This work was financially supported by the National Nature Science Foundation of China (No. 81173511), the technological large platform for comprehensive research and development of new drugs in the Twelfth Five-Year “Significant New Drugs Created” Science and Technology Major Project (No. 2012ZX09301-002-001-026), and the chemical composition of the digital library of traditional Chinese medicine of drug discovery in the Twelfth Five-Year “Significant New Drugs Created” (No. 2011ZX09307-002-01).
- Chi, H.D.; Lu, J.C. Advances in studies on medicinal plants in Clinopodium. J. Shenyang Pharm. Univ. 2007, 6, 100–110. [Google Scholar]
- Zhong, M.L.; Xu, X.D.; Yu, S.C.; Sun, G.L. Advances in studies on medicinal plants in Clinopodium Linn. Chin. Tradit. Herbal Drugs 2012, 43, 820–828. [Google Scholar]
- Miyase, T.; Matsushima, Y. Saikosaponin homologs from Clinopodium spp. The structures of clinoposaponins XII–XX. Chem. Pharm. Bull. 1997, 45, 1493–1497. [Google Scholar] [CrossRef]
- Liu, Z.M.; Jia, Z.J.; Gates, R.G.; Li, D.; Owen, N. Triterpenoid saponins from Clinopodium.chinensis. J. Nat. Prod. 1995, 58, 184–188. [Google Scholar] [CrossRef]
- Macambira, L.M.A.; Andrade, C.H.S.; Matos, F.J.A.; Craveiro, A.A.; Braz Filho, R. Naphthoquinoids from Lippia Sidoids. J. Nat. Prod. 1986, 49, 310–312. [Google Scholar] [CrossRef]

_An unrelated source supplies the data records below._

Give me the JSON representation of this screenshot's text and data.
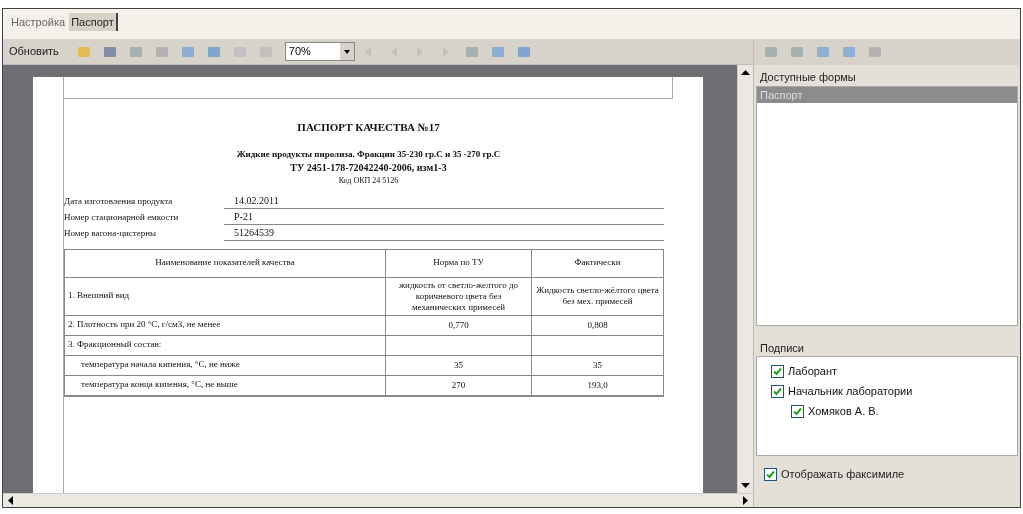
{
  "tabs": [
    {
      "label": "Настройка",
      "selected": false
    },
    {
      "label": "Паспорт",
      "selected": true
    }
  ],
  "toolbar": {
    "refresh": "Обновить",
    "zoom": "70%"
  },
  "document": {
    "title": "ПАСПОРТ КАЧЕСТВА №17",
    "subtitle": "Жидкие продукты пиролиза. Фракции 35-230 гр.С и 35 -270 гр.С",
    "spec": "ТУ 2451-178-72042240-2006, изм1-3",
    "code": "Код ОКП 24 5126",
    "fields": [
      {
        "label": "Дата изготовления продукта",
        "value": "14.02.2011"
      },
      {
        "label": "Номер стационарной емкости",
        "value": "Р-21"
      },
      {
        "label": "Номер вагона-цистерны",
        "value": "51264539"
      }
    ],
    "table": {
      "columns": [
        "Наименование показателей качества",
        "Норма по ТУ",
        "Фактически"
      ],
      "rows": [
        {
          "kind": "item",
          "cells": [
            "1. Внешний вид",
            "жидкость от светло-желтого до коричневого цвета без механических примесей",
            "Жидкость светло-жёлтого цвета без мех. примесей"
          ]
        },
        {
          "kind": "item",
          "cells": [
            "2. Плотность при 20 °С, г/см3, не менее",
            "0,770",
            "0,808"
          ]
        },
        {
          "kind": "item",
          "cells": [
            "3. Фракционный состав:",
            "",
            ""
          ]
        },
        {
          "kind": "sub",
          "cells": [
            "температура начала кипения, °С, не ниже",
            "35",
            "35"
          ]
        },
        {
          "kind": "sub",
          "cells": [
            "температура конца кипения, °С, не выше",
            "270",
            "193,0"
          ]
        }
      ]
    }
  },
  "forms": {
    "label": "Доступные формы",
    "items": [
      {
        "label": "Паспорт",
        "selected": true
      }
    ]
  },
  "signatures": {
    "label": "Подписи",
    "items": [
      {
        "label": "Лаборант",
        "checked": true
      },
      {
        "label": "Начальник лаборатории",
        "checked": true,
        "children": [
          {
            "label": "Хомяков А. В.",
            "checked": true
          }
        ]
      }
    ]
  },
  "facsimile": {
    "label": "Отображать факсимиле",
    "checked": true
  }
}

- Kizu, H.; Habe, S.; Ishida, M.; Tomimori, T. Studies on the nepalese crude drugs. XVII. On the naphthalene related compounds from the root bark of Oroxylum indicum Vent. Yakugaku Zasshi 1994, 114, 492–513. [Google Scholar]
- Bringmann, G.; Messer, K.; Saeb, W.; Peters, E.M.; Peters, K. The absolute configuration of (+)-isoshinaolone and in situ LC-CD analysis of its stereoisomer from crude extracts. Phytochemistry 2001, 56, 387–391. [Google Scholar]
- Fathiazad, F.; Ddlazar, A.; Amiri, R.; Sarker, S. Extraction of flavonoids and quantification of rutin from waste tobacco leaves. Iran. J. Pharm. Res. 2006, 3, 222–227. [Google Scholar]
- Owen, R.W.; Haubner, R.; Mier, W.; Giacosa, A.; Hull, W.E.; Spiegelhalder, B.; Bartsch, H. Isolation, structure elucidation and antioxidant potential of the major phenolic and flavonoid compounds in brined olive drupes. Food Chem. Toxicol. 2003, 41, 703–717. [Google Scholar] [CrossRef]
- Li, F.; Meng, F.; Xiong, Z.; Li, Y.; Liu, R.; Liu, H. Stimulative activity of Drynaria fortunei (Kunze) J. Sm. extracts and two of its flavonoids on the proliferation of osteoblastic like cells. Pharmazie 2006, 61, 962–965. [Google Scholar]
- Yamauchi, K.; Mitsunaga, T.; Batubara, I. Isolation, identification and tyrosinase inhibitory avtivities of the extractives from Allamanda cathartica. Nat. Resour. 2011, 2, 167–172. [Google Scholar]
- Shimoda, K.; Kubota, N.; Taniuchi, K.; Sato, D.; Nakajima, N.; Hamada, H.; Hamada, H. Biotransformation of naringin and naringenin by cultured Eucalyptus perriniana cells. Phytochemistry 2010, 71, 201–205. [Google Scholar] [CrossRef]
- Liu, R.M.; Kong, L.Y.; Li, A.F.; Sun, A.L. Preparative Isolation and Purification of Saponin and Flavone Glycoside Compounds from Clinopodium chinense (Benth) O. Kuntze by High Speed Countercurrent Chromatography. J. Liq. Chromatogr. Relat. Technol. 2007, 30, 521–532. [Google Scholar] [CrossRef]
- Sample Availability: Samples of compounds 1–7are available from the authors.
© 2012 by the authors; licensee MDPI, Basel, Switzerland. This article is an open-access article distributed under the terms and conditions of the Creative Commons Attribution license (http://creativecommons.org/licenses/by/3.0/).